This temporary card system is inefficient on its own right, but the average Cuban mobile phone cannot connect to these hotspots due to the low-end bandwidth capabilities of their cellphones. The new hotspots bandwidth is designed for connection via laptops, tablets, and smartphones. The average Cuban owns a simple mobile phone and the vast majority do not have access to higher end devices, ie smartphones, tablets, etc, to connect to the internet. Samsung mobile phones have also had issues accessing internet at the new hotspots. The only way Samsung mobile phone users have found to connect to the internet is by deactivating the SIM card during Wi-Fi use.

Hardware issues with these new hotspots are not the only issue, as the actual web portal used to gain access is also proving problematic. The web portal www.portal.nauta.cu from which accounts are managed and basic operations such as changing passwords, recharging the phone (refers to as “prepaid minutes”) or transferring an account balance from one account to another has raised doubts from users. This page, where navigation is free and does not consume data, should be opened from a browser (Chrome, Internet Explorer, Firefox, etc.), after which you have to enter the address of the user and authenticate with username and password, so that it opens properly. This complexity leads to many errors, and therefore, headaches for the average hotspot user.

The limiting nature of these hotspots stunts the “growth” of the Cuban people in being able to communicate and access information. A Microsoft blog post, which was interestingly enough quickly removed from their website, alluded to Microsoft developing an initiative called Empower Cuba at a Microsoft sponsored Hackathon. Empower Cuba would heavily use the new hotspots on the island to simply empower the Cuban populace through the use of technology. A Microsoft promoter of Empower Cuba, Sacha Arozarena Valladares, describes the Cubans as “hackers by nature” due to the Cuban’s everyday struggles of living on an island proliferated with archaic technology. Sacha believes that the hackathon could help foster innovation on an island that has been isolated for decades.

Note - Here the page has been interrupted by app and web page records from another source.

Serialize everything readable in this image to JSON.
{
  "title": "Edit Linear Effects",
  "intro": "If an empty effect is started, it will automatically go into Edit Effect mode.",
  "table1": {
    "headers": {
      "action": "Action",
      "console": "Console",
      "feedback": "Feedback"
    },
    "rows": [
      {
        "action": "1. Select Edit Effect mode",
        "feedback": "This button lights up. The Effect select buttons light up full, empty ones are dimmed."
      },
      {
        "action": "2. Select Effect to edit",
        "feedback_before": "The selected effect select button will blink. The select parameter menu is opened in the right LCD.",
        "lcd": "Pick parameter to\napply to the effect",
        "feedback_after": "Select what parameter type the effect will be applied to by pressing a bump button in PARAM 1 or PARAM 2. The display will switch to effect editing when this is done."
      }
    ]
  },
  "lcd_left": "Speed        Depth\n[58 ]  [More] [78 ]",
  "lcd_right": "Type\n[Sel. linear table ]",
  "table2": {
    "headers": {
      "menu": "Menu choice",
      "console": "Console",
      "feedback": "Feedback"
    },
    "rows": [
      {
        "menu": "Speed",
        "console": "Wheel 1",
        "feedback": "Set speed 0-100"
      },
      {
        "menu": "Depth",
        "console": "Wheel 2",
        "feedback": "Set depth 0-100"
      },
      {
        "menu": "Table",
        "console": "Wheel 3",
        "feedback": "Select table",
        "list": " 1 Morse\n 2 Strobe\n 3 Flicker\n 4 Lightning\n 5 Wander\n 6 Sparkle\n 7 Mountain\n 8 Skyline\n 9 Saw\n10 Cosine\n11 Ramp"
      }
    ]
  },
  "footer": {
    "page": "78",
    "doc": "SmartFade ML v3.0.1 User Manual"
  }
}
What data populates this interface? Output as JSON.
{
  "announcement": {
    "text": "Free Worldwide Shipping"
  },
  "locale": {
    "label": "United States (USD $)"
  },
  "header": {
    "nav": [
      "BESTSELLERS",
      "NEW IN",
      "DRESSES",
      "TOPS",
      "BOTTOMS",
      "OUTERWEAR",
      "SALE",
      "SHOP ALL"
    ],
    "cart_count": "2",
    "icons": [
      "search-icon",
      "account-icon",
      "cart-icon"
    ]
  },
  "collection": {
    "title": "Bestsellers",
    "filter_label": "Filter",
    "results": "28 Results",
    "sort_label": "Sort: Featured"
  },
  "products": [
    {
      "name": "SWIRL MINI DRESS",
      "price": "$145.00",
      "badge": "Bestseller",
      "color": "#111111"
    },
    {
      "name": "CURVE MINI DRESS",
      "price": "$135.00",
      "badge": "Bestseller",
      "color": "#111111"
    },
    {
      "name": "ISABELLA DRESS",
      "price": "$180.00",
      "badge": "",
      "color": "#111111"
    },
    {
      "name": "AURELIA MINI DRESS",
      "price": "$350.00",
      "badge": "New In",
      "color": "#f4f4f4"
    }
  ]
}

The Cuban government’s unwillingness to expand Wi-Fi, or even speedily address current issues with the limited connection points that do exist, points to a pattern of behavior on the part of the Cuban government to deliberately delay, and more so inhibit open internet access for the vast majority of the Cuban people. In fact, many Granma readers did not hesitate to make known their views on the new wireless connection installed in the country. They complained the download speeds are so slow that readers have a hard time downloading a 110 kilobyte video. Some of them write in the comments section of the state run media outlet that instead of solving problems “so that customers do not have to face them, they ask the customer to solve them.” The Cuban government’s reluctance to help the populace actually forces the hands of Cubans to become these “natural hackers” and find a solution on their own terms. But eventually, that may be for the better, especially if it leads to tearing down Cuba’s cyber wall, and connecting Cuba once and for all.

To learn more about what you can do right now to help “Connect Cuba”, please click here.